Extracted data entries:
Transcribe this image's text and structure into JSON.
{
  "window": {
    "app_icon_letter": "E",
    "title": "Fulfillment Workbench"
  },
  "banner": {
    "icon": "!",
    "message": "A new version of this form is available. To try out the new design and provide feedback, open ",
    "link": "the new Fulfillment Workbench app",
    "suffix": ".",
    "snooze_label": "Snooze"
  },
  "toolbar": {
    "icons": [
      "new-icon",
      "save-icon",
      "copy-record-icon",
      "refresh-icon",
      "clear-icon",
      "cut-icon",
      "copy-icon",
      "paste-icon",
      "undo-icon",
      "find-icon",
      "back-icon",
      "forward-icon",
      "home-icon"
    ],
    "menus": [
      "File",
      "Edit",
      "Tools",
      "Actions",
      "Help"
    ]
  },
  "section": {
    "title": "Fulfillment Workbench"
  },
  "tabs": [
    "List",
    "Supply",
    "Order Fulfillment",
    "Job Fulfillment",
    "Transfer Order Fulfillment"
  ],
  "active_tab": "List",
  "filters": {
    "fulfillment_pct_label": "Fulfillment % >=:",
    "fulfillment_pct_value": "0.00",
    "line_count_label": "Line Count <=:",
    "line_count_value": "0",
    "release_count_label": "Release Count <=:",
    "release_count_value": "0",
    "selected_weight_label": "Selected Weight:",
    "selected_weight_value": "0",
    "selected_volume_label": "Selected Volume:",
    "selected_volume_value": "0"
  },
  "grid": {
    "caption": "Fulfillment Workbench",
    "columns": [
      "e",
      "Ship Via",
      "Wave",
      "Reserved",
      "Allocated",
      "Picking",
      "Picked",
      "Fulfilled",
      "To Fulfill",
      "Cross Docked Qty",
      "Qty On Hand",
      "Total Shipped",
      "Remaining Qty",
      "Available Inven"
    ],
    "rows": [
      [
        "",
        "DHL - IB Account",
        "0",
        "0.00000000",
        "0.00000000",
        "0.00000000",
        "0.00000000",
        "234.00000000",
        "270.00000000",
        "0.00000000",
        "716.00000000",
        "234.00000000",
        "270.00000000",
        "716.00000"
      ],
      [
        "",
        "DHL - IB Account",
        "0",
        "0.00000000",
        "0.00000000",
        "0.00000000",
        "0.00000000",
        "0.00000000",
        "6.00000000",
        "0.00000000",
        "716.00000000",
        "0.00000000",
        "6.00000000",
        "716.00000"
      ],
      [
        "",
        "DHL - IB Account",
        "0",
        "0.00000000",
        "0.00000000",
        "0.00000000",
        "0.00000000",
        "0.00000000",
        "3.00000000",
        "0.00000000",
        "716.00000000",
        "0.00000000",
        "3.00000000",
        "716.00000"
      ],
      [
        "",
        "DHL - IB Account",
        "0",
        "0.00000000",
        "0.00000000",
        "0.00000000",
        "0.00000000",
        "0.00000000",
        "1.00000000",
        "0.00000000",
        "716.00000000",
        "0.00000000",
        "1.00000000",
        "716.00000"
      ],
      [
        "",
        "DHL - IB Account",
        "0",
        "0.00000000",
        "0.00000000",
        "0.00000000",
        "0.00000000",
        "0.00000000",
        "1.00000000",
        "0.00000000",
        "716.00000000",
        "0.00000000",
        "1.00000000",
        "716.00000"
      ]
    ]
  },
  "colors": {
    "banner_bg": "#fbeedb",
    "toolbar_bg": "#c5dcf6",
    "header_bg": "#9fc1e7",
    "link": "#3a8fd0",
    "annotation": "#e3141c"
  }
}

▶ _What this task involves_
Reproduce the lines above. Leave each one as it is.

▶ _Result of this task_
Transcribe this image's text and structure into JSON.
{
  "window": {
    "app_icon_letter": "E",
    "title": "Fulfillment Workbench"
  },
  "banner": {
    "icon": "!",
    "message": "A new version of this form is available. To try out the new design and provide feedback, open ",
    "link": "the new Fulfillment Workbench app",
    "suffix": ".",
    "snooze_label": "Snooze"
  },
  "toolbar": {
    "icons": [
      "new-icon",
      "save-icon",
      "copy-record-icon",
      "refresh-icon",
      "clear-icon",
      "cut-icon",
      "copy-icon",
      "paste-icon",
      "undo-icon",
      "find-icon",
      "back-icon",
      "forward-icon",
      "home-icon"
    ],
    "menus": [
      "File",
      "Edit",
      "Tools",
      "Actions",
      "Help"
    ]
  },
  "section": {
    "title": "Fulfillment Workbench"
  },
  "tabs": [
    "List",
    "Supply",
    "Order Fulfillment",
    "Job Fulfillment",
    "Transfer Order Fulfillment"
  ],
  "active_tab": "List",
  "filters": {
    "fulfillment_pct_label": "Fulfillment % >=:",
    "fulfillment_pct_value": "0.00",
    "line_count_label": "Line Count <=:",
    "line_count_value": "0",
    "release_count_label": "Release Count <=:",
    "release_count_value": "0",
    "selected_weight_label": "Selected Weight:",
    "selected_weight_value": "0",
    "selected_volume_label": "Selected Volume:",
    "selected_volume_value": "0"
  },
  "grid": {
    "caption": "Fulfillment Workbench",
    "columns": [
      "e",
      "Ship Via",
      "Wave",
      "Reserved",
      "Allocated",
      "Picking",
      "Picked",
      "Fulfilled",
      "To Fulfill",
      "Cross Docked Qty",
      "Qty On Hand",
      "Total Shipped",
      "Remaining Qty",
      "Available Inven"
    ],
    "rows": [
      [
        "",
        "DHL - IB Account",
        "0",
        "0.00000000",
        "0.00000000",
        "0.00000000",
        "0.00000000",
        "234.00000000",
        "270.00000000",
        "0.00000000",
        "716.00000000",
        "234.00000000",
        "270.00000000",
        "716.00000"
      ],
      [
        "",
        "DHL - IB Account",
        "0",
        "0.00000000",
        "0.00000000",
        "0.00000000",
        "0.00000000",
        "0.00000000",
        "6.00000000",
        "0.00000000",
        "716.00000000",
        "0.00000000",
        "6.00000000",
        "716.00000"
      ],
      [
        "",
        "DHL - IB Account",
        "0",
        "0.00000000",
        "0.00000000",
        "0.00000000",
        "0.00000000",
        "0.00000000",
        "3.00000000",
        "0.00000000",
        "716.00000000",
        "0.00000000",
        "3.00000000",
        "716.00000"
      ],
      [
        "",
        "DHL - IB Account",
        "0",
        "0.00000000",
        "0.00000000",
        "0.00000000",
        "0.00000000",
        "0.00000000",
        "1.00000000",
        "0.00000000",
        "716.00000000",
        "0.00000000",
        "1.00000000",
        "716.00000"
      ],
      [
        "",
        "DHL - IB Account",
        "0",
        "0.00000000",
        "0.00000000",
        "0.00000000",
        "0.00000000",
        "0.00000000",
        "1.00000000",
        "0.00000000",
        "716.00000000",
        "0.00000000",
        "1.00000000",
        "716.00000"
      ]
    ]
  },
  "colors": {
    "banner_bg": "#fbeedb",
    "toolbar_bg": "#c5dcf6",
    "header_bg": "#9fc1e7",
    "link": "#3a8fd0",
    "annotation": "#e3141c"
  }
}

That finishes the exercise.